**Work to complete:** Retype all of the records precisely.

[Website and app data records]

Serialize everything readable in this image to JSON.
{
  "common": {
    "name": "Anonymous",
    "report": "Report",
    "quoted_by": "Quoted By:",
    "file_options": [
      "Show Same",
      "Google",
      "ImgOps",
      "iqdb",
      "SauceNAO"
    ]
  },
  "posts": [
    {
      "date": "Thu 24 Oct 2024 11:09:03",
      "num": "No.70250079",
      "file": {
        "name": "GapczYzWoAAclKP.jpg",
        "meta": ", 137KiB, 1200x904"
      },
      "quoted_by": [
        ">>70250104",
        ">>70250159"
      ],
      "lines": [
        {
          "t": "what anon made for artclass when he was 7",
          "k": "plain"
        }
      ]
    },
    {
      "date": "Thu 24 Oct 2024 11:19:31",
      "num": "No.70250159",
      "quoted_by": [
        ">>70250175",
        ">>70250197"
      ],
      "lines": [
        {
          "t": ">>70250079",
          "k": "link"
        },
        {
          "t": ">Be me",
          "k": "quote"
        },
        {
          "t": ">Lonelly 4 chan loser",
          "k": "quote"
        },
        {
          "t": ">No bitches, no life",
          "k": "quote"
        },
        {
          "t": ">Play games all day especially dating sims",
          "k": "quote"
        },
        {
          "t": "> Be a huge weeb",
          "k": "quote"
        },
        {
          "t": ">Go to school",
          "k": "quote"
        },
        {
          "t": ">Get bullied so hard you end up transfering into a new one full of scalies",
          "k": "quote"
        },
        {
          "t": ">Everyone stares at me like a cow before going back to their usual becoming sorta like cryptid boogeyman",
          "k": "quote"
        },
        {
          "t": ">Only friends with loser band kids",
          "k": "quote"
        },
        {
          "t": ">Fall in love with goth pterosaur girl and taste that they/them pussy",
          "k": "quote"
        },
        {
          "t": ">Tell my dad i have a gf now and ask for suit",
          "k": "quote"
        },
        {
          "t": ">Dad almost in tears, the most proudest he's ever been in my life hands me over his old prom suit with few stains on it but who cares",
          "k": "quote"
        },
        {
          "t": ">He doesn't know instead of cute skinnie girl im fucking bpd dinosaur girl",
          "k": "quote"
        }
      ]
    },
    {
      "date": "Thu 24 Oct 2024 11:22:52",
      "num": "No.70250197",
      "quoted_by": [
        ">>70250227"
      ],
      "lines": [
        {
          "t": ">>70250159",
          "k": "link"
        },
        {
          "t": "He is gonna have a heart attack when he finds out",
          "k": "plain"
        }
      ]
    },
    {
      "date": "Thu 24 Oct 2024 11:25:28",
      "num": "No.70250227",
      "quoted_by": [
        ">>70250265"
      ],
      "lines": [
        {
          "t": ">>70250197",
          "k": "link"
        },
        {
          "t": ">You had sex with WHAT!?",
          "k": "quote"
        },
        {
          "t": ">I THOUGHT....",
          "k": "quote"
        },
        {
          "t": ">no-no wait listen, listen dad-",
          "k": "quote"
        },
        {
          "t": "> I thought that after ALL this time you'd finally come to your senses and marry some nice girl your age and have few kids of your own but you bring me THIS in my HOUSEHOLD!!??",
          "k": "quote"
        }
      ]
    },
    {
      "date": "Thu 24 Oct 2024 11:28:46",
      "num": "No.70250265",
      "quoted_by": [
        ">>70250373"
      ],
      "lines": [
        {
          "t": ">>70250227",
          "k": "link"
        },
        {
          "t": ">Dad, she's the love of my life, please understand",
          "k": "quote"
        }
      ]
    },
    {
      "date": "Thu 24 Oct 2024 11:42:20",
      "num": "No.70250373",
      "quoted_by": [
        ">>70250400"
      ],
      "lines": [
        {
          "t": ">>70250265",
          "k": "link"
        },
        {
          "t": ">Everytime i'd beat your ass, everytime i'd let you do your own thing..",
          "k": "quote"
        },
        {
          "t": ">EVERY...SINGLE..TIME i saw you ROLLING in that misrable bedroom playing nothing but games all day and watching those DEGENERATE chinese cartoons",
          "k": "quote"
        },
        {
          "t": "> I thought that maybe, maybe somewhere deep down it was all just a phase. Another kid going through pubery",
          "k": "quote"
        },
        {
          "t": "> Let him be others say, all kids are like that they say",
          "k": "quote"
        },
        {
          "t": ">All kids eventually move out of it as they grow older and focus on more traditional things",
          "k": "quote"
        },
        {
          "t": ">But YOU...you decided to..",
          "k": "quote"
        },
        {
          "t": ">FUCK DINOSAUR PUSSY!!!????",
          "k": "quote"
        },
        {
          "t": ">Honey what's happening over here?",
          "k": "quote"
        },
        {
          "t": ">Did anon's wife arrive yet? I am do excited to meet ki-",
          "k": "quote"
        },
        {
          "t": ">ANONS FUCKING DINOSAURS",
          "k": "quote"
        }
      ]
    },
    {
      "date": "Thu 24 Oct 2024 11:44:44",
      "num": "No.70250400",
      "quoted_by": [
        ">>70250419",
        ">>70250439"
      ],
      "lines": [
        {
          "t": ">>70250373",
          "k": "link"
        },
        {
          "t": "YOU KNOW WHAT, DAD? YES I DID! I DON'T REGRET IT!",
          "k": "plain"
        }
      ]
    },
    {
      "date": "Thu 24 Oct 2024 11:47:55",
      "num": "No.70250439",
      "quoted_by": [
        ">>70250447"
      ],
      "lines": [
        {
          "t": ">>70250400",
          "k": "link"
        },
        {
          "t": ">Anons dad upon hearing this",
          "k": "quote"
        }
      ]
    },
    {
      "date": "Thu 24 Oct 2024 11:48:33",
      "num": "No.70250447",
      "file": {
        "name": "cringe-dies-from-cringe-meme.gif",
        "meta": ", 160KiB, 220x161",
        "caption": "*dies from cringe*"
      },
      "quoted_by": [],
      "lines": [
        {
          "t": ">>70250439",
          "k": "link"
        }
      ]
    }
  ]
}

**Written reply:**
Serialize everything readable in this image to JSON.
{
  "common": {
    "name": "Anonymous",
    "report": "Report",
    "quoted_by": "Quoted By:",
    "file_options": [
      "Show Same",
      "Google",
      "ImgOps",
      "iqdb",
      "SauceNAO"
    ]
  },
  "posts": [
    {
      "date": "Thu 24 Oct 2024 11:09:03",
      "num": "No.70250079",
      "file": {
        "name": "GapczYzWoAAclKP.jpg",
        "meta": ", 137KiB, 1200x904"
      },
      "quoted_by": [
        ">>70250104",
        ">>70250159"
      ],
      "lines": [
        {
          "t": "what anon made for artclass when he was 7",
          "k": "plain"
        }
      ]
    },
    {
      "date": "Thu 24 Oct 2024 11:19:31",
      "num": "No.70250159",
      "quoted_by": [
        ">>70250175",
        ">>70250197"
      ],
      "lines": [
        {
          "t": ">>70250079",
          "k": "link"
        },
        {
          "t": ">Be me",
          "k": "quote"
        },
        {
          "t": ">Lonelly 4 chan loser",
          "k": "quote"
        },
        {
          "t": ">No bitches, no life",
          "k": "quote"
        },
        {
          "t": ">Play games all day especially dating sims",
          "k": "quote"
        },
        {
          "t": "> Be a huge weeb",
          "k": "quote"
        },
        {
          "t": ">Go to school",
          "k": "quote"
        },
        {
          "t": ">Get bullied so hard you end up transfering into a new one full of scalies",
          "k": "quote"
        },
        {
          "t": ">Everyone stares at me like a cow before going back to their usual becoming sorta like cryptid boogeyman",
          "k": "quote"
        },
        {
          "t": ">Only friends with loser band kids",
          "k": "quote"
        },
        {
          "t": ">Fall in love with goth pterosaur girl and taste that they/them pussy",
          "k": "quote"
        },
        {
          "t": ">Tell my dad i have a gf now and ask for suit",
          "k": "quote"
        },
        {
          "t": ">Dad almost in tears, the most proudest he's ever been in my life hands me over his old prom suit with few stains on it but who cares",
          "k": "quote"
        },
        {
          "t": ">He doesn't know instead of cute skinnie girl im fucking bpd dinosaur girl",
          "k": "quote"
        }
      ]
    },
    {
      "date": "Thu 24 Oct 2024 11:22:52",
      "num": "No.70250197",
      "quoted_by": [
        ">>70250227"
      ],
      "lines": [
        {
          "t": ">>70250159",
          "k": "link"
        },
        {
          "t": "He is gonna have a heart attack when he finds out",
          "k": "plain"
        }
      ]
    },
    {
      "date": "Thu 24 Oct 2024 11:25:28",
      "num": "No.70250227",
      "quoted_by": [
        ">>70250265"
      ],
      "lines": [
        {
          "t": ">>70250197",
          "k": "link"
        },
        {
          "t": ">You had sex with WHAT!?",
          "k": "quote"
        },
        {
          "t": ">I THOUGHT....",
          "k": "quote"
        },
        {
          "t": ">no-no wait listen, listen dad-",
          "k": "quote"
        },
        {
          "t": "> I thought that after ALL this time you'd finally come to your senses and marry some nice girl your age and have few kids of your own but you bring me THIS in my HOUSEHOLD!!??",
          "k": "quote"
        }
      ]
    },
    {
      "date": "Thu 24 Oct 2024 11:28:46",
      "num": "No.70250265",
      "quoted_by": [
        ">>70250373"
      ],
      "lines": [
        {
          "t": ">>70250227",
          "k": "link"
        },
        {
          "t": ">Dad, she's the love of my life, please understand",
          "k": "quote"
        }
      ]
    },
    {
      "date": "Thu 24 Oct 2024 11:42:20",
      "num": "No.70250373",
      "quoted_by": [
        ">>70250400"
      ],
      "lines": [
        {
          "t": ">>70250265",
          "k": "link"
        },
        {
          "t": ">Everytime i'd beat your ass, everytime i'd let you do your own thing..",
          "k": "quote"
        },
        {
          "t": ">EVERY...SINGLE..TIME i saw you ROLLING in that misrable bedroom playing nothing but games all day and watching those DEGENERATE chinese cartoons",
          "k": "quote"
        },
        {
          "t": "> I thought that maybe, maybe somewhere deep down it was all just a phase. Another kid going through pubery",
          "k": "quote"
        },
        {
          "t": "> Let him be others say, all kids are like that they say",
          "k": "quote"
        },
        {
          "t": ">All kids eventually move out of it as they grow older and focus on more traditional things",
          "k": "quote"
        },
        {
          "t": ">But YOU...you decided to..",
          "k": "quote"
        },
        {
          "t": ">FUCK DINOSAUR PUSSY!!!????",
          "k": "quote"
        },
        {
          "t": ">Honey what's happening over here?",
          "k": "quote"
        },
        {
          "t": ">Did anon's wife arrive yet? I am do excited to meet ki-",
          "k": "quote"
        },
        {
          "t": ">ANONS FUCKING DINOSAURS",
          "k": "quote"
        }
      ]
    },
    {
      "date": "Thu 24 Oct 2024 11:44:44",
      "num": "No.70250400",
      "quoted_by": [
        ">>70250419",
        ">>70250439"
      ],
      "lines": [
        {
          "t": ">>70250373",
          "k": "link"
        },
        {
          "t": "YOU KNOW WHAT, DAD? YES I DID! I DON'T REGRET IT!",
          "k": "plain"
        }
      ]
    },
    {
      "date": "Thu 24 Oct 2024 11:47:55",
      "num": "No.70250439",
      "quoted_by": [
        ">>70250447"
      ],
      "lines": [
        {
          "t": ">>70250400",
          "k": "link"
        },
        {
          "t": ">Anons dad upon hearing this",
          "k": "quote"
        }
      ]
    },
    {
      "date": "Thu 24 Oct 2024 11:48:33",
      "num": "No.70250447",
      "file": {
        "name": "cringe-dies-from-cringe-meme.gif",
        "meta": ", 160KiB, 220x161",
        "caption": "*dies from cringe*"
      },
      "quoted_by": [],
      "lines": [
        {
          "t": ">>70250439",
          "k": "link"
        }
      ]
    }
  ]
}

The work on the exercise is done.